Lost Mine Trail

This trail is on the way down into the Chisos Basin, and has its own parking area.  It’s a quick 20-30 minute hike to the ridge where you’ll be rewarded with a beautiful view of the valley that Juniper Creek runs through. This one is great for beginners. From there you can continue upward toward Lost Mine Peak, a steep climb for about another 1.5 miles. But if you’re an adventurous hiker, there is a point at which you can turn off and make your way up to the summit of Casa Grande, one of Big Bend’s signature peaks. It will take a few hours, and there is no official trail, so make sure you do your research before you attempt this.

View from the ridge on the Lost Mine Trail

The Window

The Window is accessible by another relatively easy trail from the Chisos Basin.  It’s all downhill on the way, and all uphill coming back out. But the view at the end of the trail is spectacular, as it peeks through a space where two mountains meet to overlook amazing desert and foothills for miles.

South Rim
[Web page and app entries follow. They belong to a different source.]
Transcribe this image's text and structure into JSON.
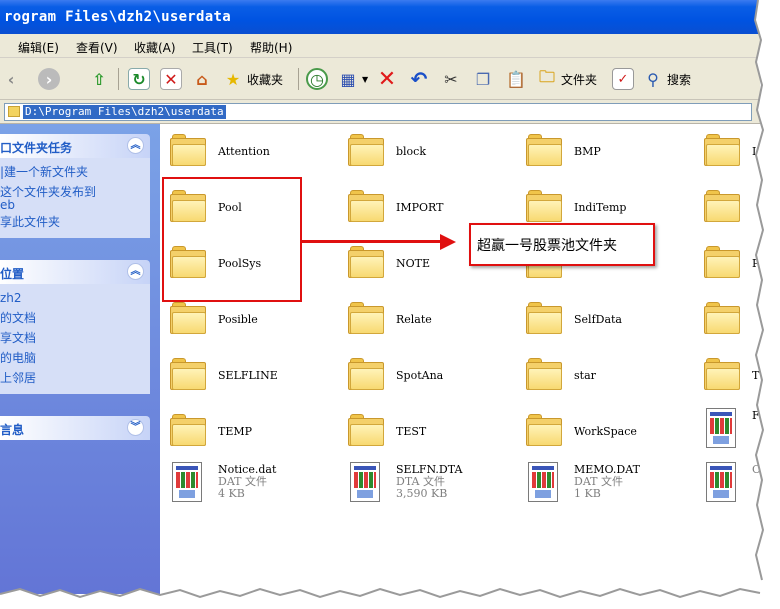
{
  "window": {
    "title": "rogram Files\\dzh2\\userdata"
  },
  "menu": [
    "编辑(E)",
    "查看(V)",
    "收藏(A)",
    "工具(T)",
    "帮助(H)"
  ],
  "toolbar": {
    "favorites_label": "收藏夹",
    "folders_label": "文件夹",
    "search_label": "搜索"
  },
  "address": {
    "value": "D:\\Program Files\\dzh2\\userdata"
  },
  "leftpane": {
    "tasks": {
      "title": "口文件夹任务",
      "items": [
        "|建一个新文件夹",
        "这个文件夹发布到",
        "eb",
        "享此文件夹"
      ]
    },
    "places": {
      "title": "位置",
      "items": [
        "zh2",
        "的文档",
        "享文档",
        "的电脑",
        "上邻居"
      ]
    },
    "details": {
      "title": "言息"
    }
  },
  "items": [
    {
      "kind": "folder",
      "name": "Attention"
    },
    {
      "kind": "folder",
      "name": "block"
    },
    {
      "kind": "folder",
      "name": "BMP"
    },
    {
      "kind": "folder",
      "name": "I"
    },
    {
      "kind": "folder",
      "name": "Pool"
    },
    {
      "kind": "folder",
      "name": "IMPORT"
    },
    {
      "kind": "folder",
      "name": "IndiTemp"
    },
    {
      "kind": "folder",
      "name": ""
    },
    {
      "kind": "folder",
      "name": "PoolSys"
    },
    {
      "kind": "folder",
      "name": "NOTE"
    },
    {
      "kind": "folder",
      "name": ""
    },
    {
      "kind": "folder",
      "name": "P"
    },
    {
      "kind": "folder",
      "name": "Posible"
    },
    {
      "kind": "folder",
      "name": "Relate"
    },
    {
      "kind": "folder",
      "name": "SelfData"
    },
    {
      "kind": "folder",
      "name": ""
    },
    {
      "kind": "folder",
      "name": "SELFLINE"
    },
    {
      "kind": "folder",
      "name": "SpotAna"
    },
    {
      "kind": "folder",
      "name": "star"
    },
    {
      "kind": "folder",
      "name": "T"
    },
    {
      "kind": "folder",
      "name": "TEMP"
    },
    {
      "kind": "folder",
      "name": "TEST"
    },
    {
      "kind": "folder",
      "name": "WorkSpace"
    },
    {
      "kind": "file",
      "name": "F",
      "type": "",
      "size": ""
    },
    {
      "kind": "file",
      "name": "Notice.dat",
      "type": "DAT 文件",
      "size": "4 KB"
    },
    {
      "kind": "file",
      "name": "SELFN.DTA",
      "type": "DTA 文件",
      "size": "3,590 KB"
    },
    {
      "kind": "file",
      "name": "MEMO.DAT",
      "type": "DAT 文件",
      "size": "1 KB"
    },
    {
      "kind": "file",
      "name": "",
      "type": "C",
      "size": ""
    }
  ],
  "callout": {
    "text": "超赢一号股票池文件夹"
  }
}
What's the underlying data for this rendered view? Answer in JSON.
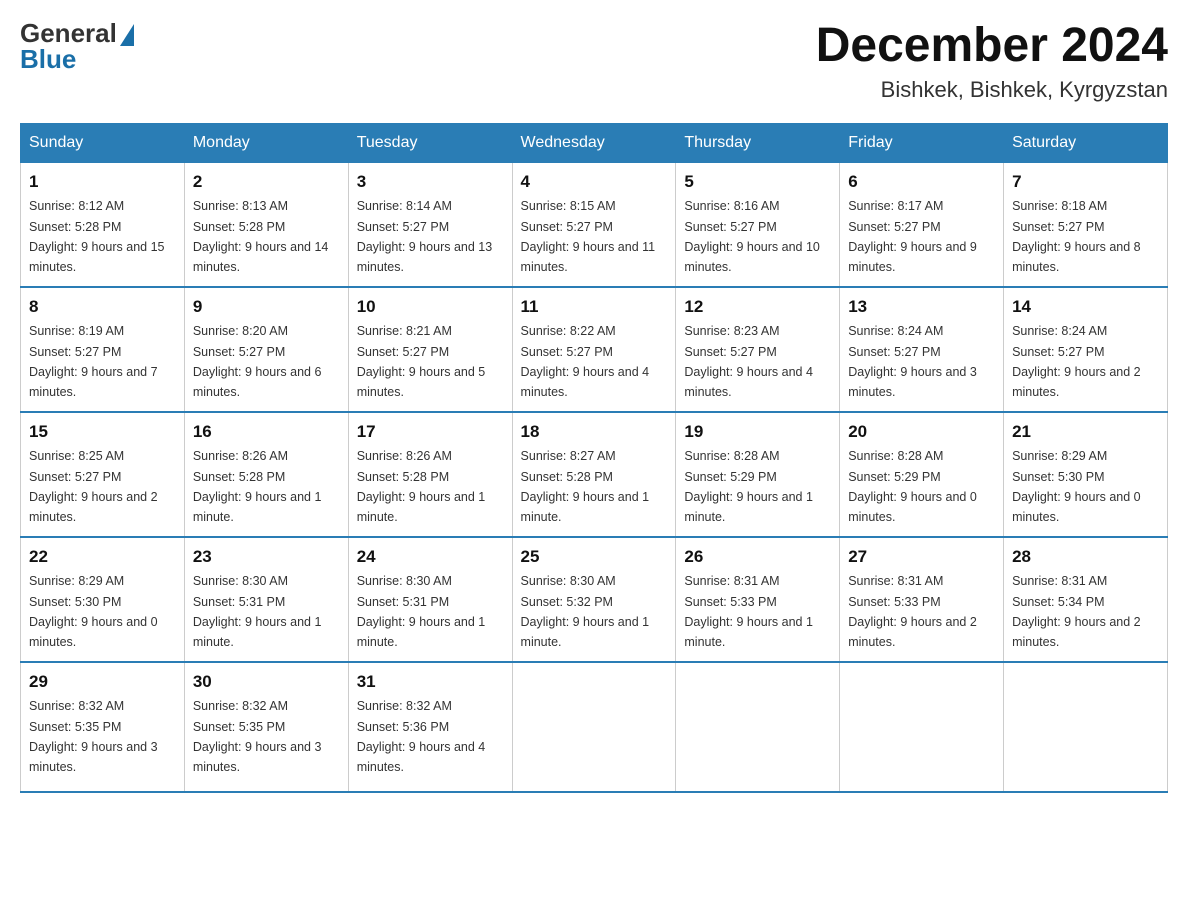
{
  "header": {
    "logo_general": "General",
    "logo_blue": "Blue",
    "title": "December 2024",
    "subtitle": "Bishkek, Bishkek, Kyrgyzstan"
  },
  "days_of_week": [
    "Sunday",
    "Monday",
    "Tuesday",
    "Wednesday",
    "Thursday",
    "Friday",
    "Saturday"
  ],
  "weeks": [
    [
      {
        "day": "1",
        "sunrise": "8:12 AM",
        "sunset": "5:28 PM",
        "daylight": "9 hours and 15 minutes."
      },
      {
        "day": "2",
        "sunrise": "8:13 AM",
        "sunset": "5:28 PM",
        "daylight": "9 hours and 14 minutes."
      },
      {
        "day": "3",
        "sunrise": "8:14 AM",
        "sunset": "5:27 PM",
        "daylight": "9 hours and 13 minutes."
      },
      {
        "day": "4",
        "sunrise": "8:15 AM",
        "sunset": "5:27 PM",
        "daylight": "9 hours and 11 minutes."
      },
      {
        "day": "5",
        "sunrise": "8:16 AM",
        "sunset": "5:27 PM",
        "daylight": "9 hours and 10 minutes."
      },
      {
        "day": "6",
        "sunrise": "8:17 AM",
        "sunset": "5:27 PM",
        "daylight": "9 hours and 9 minutes."
      },
      {
        "day": "7",
        "sunrise": "8:18 AM",
        "sunset": "5:27 PM",
        "daylight": "9 hours and 8 minutes."
      }
    ],
    [
      {
        "day": "8",
        "sunrise": "8:19 AM",
        "sunset": "5:27 PM",
        "daylight": "9 hours and 7 minutes."
      },
      {
        "day": "9",
        "sunrise": "8:20 AM",
        "sunset": "5:27 PM",
        "daylight": "9 hours and 6 minutes."
      },
      {
        "day": "10",
        "sunrise": "8:21 AM",
        "sunset": "5:27 PM",
        "daylight": "9 hours and 5 minutes."
      },
      {
        "day": "11",
        "sunrise": "8:22 AM",
        "sunset": "5:27 PM",
        "daylight": "9 hours and 4 minutes."
      },
      {
        "day": "12",
        "sunrise": "8:23 AM",
        "sunset": "5:27 PM",
        "daylight": "9 hours and 4 minutes."
      },
      {
        "day": "13",
        "sunrise": "8:24 AM",
        "sunset": "5:27 PM",
        "daylight": "9 hours and 3 minutes."
      },
      {
        "day": "14",
        "sunrise": "8:24 AM",
        "sunset": "5:27 PM",
        "daylight": "9 hours and 2 minutes."
      }
    ],
    [
      {
        "day": "15",
        "sunrise": "8:25 AM",
        "sunset": "5:27 PM",
        "daylight": "9 hours and 2 minutes."
      },
      {
        "day": "16",
        "sunrise": "8:26 AM",
        "sunset": "5:28 PM",
        "daylight": "9 hours and 1 minute."
      },
      {
        "day": "17",
        "sunrise": "8:26 AM",
        "sunset": "5:28 PM",
        "daylight": "9 hours and 1 minute."
      },
      {
        "day": "18",
        "sunrise": "8:27 AM",
        "sunset": "5:28 PM",
        "daylight": "9 hours and 1 minute."
      },
      {
        "day": "19",
        "sunrise": "8:28 AM",
        "sunset": "5:29 PM",
        "daylight": "9 hours and 1 minute."
      },
      {
        "day": "20",
        "sunrise": "8:28 AM",
        "sunset": "5:29 PM",
        "daylight": "9 hours and 0 minutes."
      },
      {
        "day": "21",
        "sunrise": "8:29 AM",
        "sunset": "5:30 PM",
        "daylight": "9 hours and 0 minutes."
      }
    ],
    [
      {
        "day": "22",
        "sunrise": "8:29 AM",
        "sunset": "5:30 PM",
        "daylight": "9 hours and 0 minutes."
      },
      {
        "day": "23",
        "sunrise": "8:30 AM",
        "sunset": "5:31 PM",
        "daylight": "9 hours and 1 minute."
      },
      {
        "day": "24",
        "sunrise": "8:30 AM",
        "sunset": "5:31 PM",
        "daylight": "9 hours and 1 minute."
      },
      {
        "day": "25",
        "sunrise": "8:30 AM",
        "sunset": "5:32 PM",
        "daylight": "9 hours and 1 minute."
      },
      {
        "day": "26",
        "sunrise": "8:31 AM",
        "sunset": "5:33 PM",
        "daylight": "9 hours and 1 minute."
      },
      {
        "day": "27",
        "sunrise": "8:31 AM",
        "sunset": "5:33 PM",
        "daylight": "9 hours and 2 minutes."
      },
      {
        "day": "28",
        "sunrise": "8:31 AM",
        "sunset": "5:34 PM",
        "daylight": "9 hours and 2 minutes."
      }
    ],
    [
      {
        "day": "29",
        "sunrise": "8:32 AM",
        "sunset": "5:35 PM",
        "daylight": "9 hours and 3 minutes."
      },
      {
        "day": "30",
        "sunrise": "8:32 AM",
        "sunset": "5:35 PM",
        "daylight": "9 hours and 3 minutes."
      },
      {
        "day": "31",
        "sunrise": "8:32 AM",
        "sunset": "5:36 PM",
        "daylight": "9 hours and 4 minutes."
      },
      null,
      null,
      null,
      null
    ]
  ]
}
The South Rim is Big Bend’s crown jewel of day hikes. Make no mistake, it will take you all day to get there and back. You’ll climb up to the top of the Chisos Mountains, and then hike to the far side to look out over the majestic mountain ranges that stretch even past the Mexican border. Bring a camera, and maybe a tent. You can camp at the top if you get a pass from the ranger’s station before you start your climb.
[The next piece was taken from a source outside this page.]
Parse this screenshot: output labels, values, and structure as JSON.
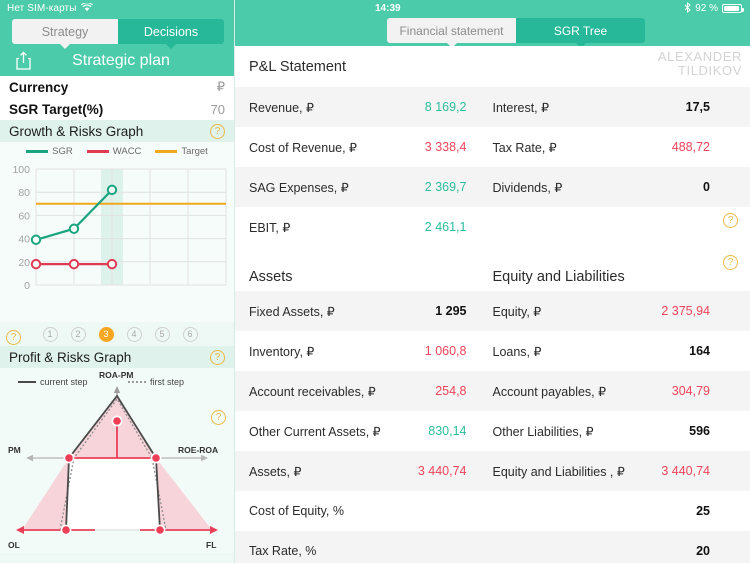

Outer Mountain Loop

Big Bend has a number of backpacking trails, but this is the most popular.  It also starts and ends at the Chisos Basin, and runs over the mountains and through the desert on the other side. It’s 30 miles long, difficult and not for beginners. I’ve tried it three times so far, and have yet to conquer it.

A view of the Outer Mountain Loop, as seen from the South Rim.

Rio Grande Hot Springs

On the eastern end of the park, there is a fabulous hot spring right on the banks of the river. It is gloriously warm, and it flows into a frigid, sometimes furiously rushing Rio Grande. It can get a little crowded from time to time, but still worth the visit. Don’t be afraid to climb over the side into the cold river water and let it whisk you downstream for a little.  It’s a short walk back to the spring to warm back up.

Boquillas, Mexico

There is an official border crossing from Big Bend into a small town on the Mexican side of the border, which is where I had my first international stamp put in my passport. Boquillas is a small, poor village where all of their income is from Big Bend tourists.  There is not a lot to see, but the people are friendly and the experience is novel.

One of two restaurants in Boquillas

Santa Elena Canyon

Another great point at which to experience the Rio Grande is on the western end of Big Bend.  Here, the river cuts through what seem like impossibly tall cliffs on either side.  The view is picturesque, and the drive you must take to get there is as well.

Terlingua Ghost Town

Just outside of the park to the west is Terlingua. This small desert city is known for its annual chili festival and its hippie vibe. If you’ve driven in from Austin, as so many Benders do, you’ll feel right at home having a drink with the artsy locals.

 

Who Are You And Why Do I Care?

My name is Jeremy, and I’m what you might call a late bloomer. I’m 36, and while I have lived on both the Atlantic and Pacific coasts, in the midwest and now the south, I have never left the United States – until this year.

However, I like to think that I’m coming to international travel with a few advantages: I have the wisdom of my years, the financial security to travel without having to quit my job, and the resources of many friends with great travel recommendations.

I’ve started this site to chronicle my adventures, make recommendations of my own, and inspire others to travel, even if it feels like you’ve come late to the game. Please follow me on Facebook to get notified when I make a new post.

Bon voyage!
Jeremy

1002391_10200283825842182_1097783863_n